-- Opening Marker --

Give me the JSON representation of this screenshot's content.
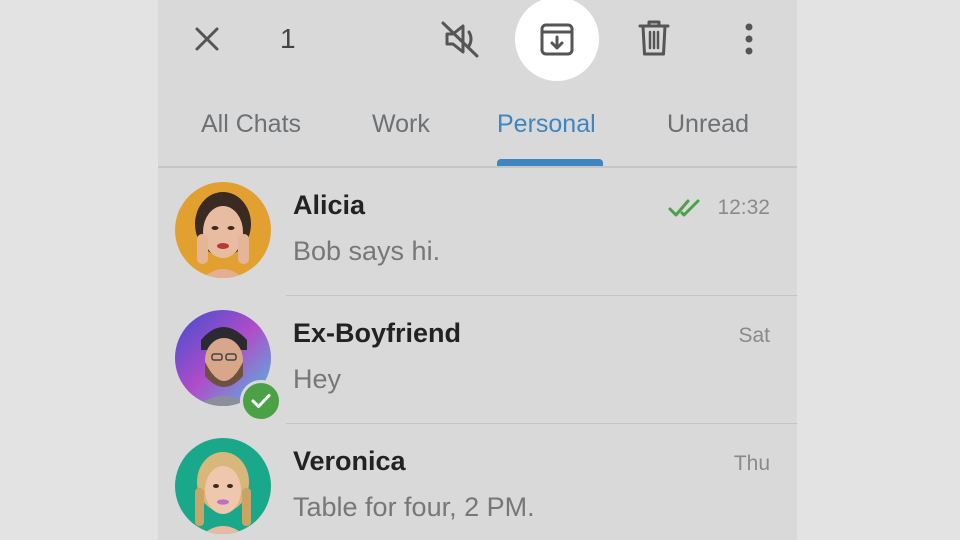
{
  "action_bar": {
    "selected_count": "1",
    "icons": [
      "close-icon",
      "mute-icon",
      "archive-icon",
      "delete-icon",
      "more-vert-icon"
    ]
  },
  "tabs": [
    {
      "label": "All Chats",
      "active": false
    },
    {
      "label": "Work",
      "active": false
    },
    {
      "label": "Personal",
      "active": true
    },
    {
      "label": "Unread",
      "active": false
    }
  ],
  "chats": [
    {
      "name": "Alicia",
      "message": "Bob says hi.",
      "time": "12:32",
      "read": true,
      "selected": false
    },
    {
      "name": "Ex-Boyfriend",
      "message": "Hey",
      "time": "Sat",
      "read": false,
      "selected": true
    },
    {
      "name": "Veronica",
      "message": "Table for four, 2 PM.",
      "time": "Thu",
      "read": false,
      "selected": false
    }
  ],
  "colors": {
    "accent": "#3e86c1",
    "read_check": "#4aa146",
    "selected_badge": "#4aa146",
    "background": "#d9d9d9"
  }
}
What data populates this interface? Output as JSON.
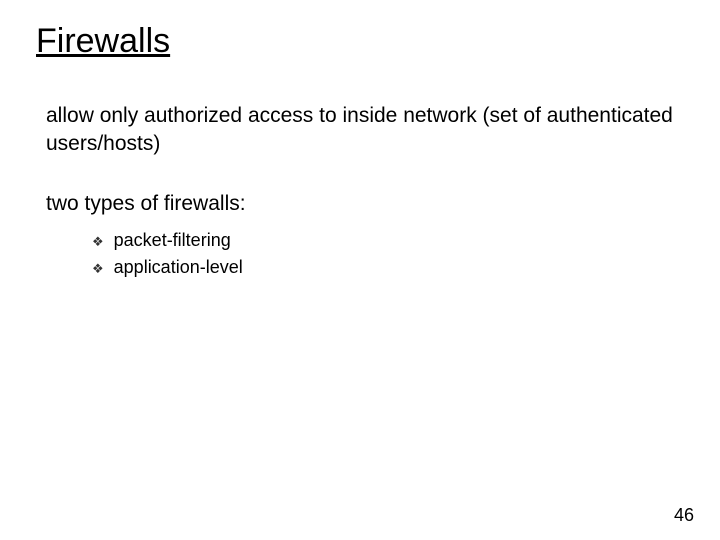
{
  "title": "Firewalls",
  "para1": "allow only authorized access to inside network (set of authenticated users/hosts)",
  "para2": "two types of firewalls:",
  "bullets": {
    "item0": "packet-filtering",
    "item1": "application-level"
  },
  "page_number": "46"
}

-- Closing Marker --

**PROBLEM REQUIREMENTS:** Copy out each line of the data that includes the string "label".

**EXERCISE RESPONSE:**
      "label": "All Chats",
      "label": "Work",
      "label": "Personal",
      "label": "Unread",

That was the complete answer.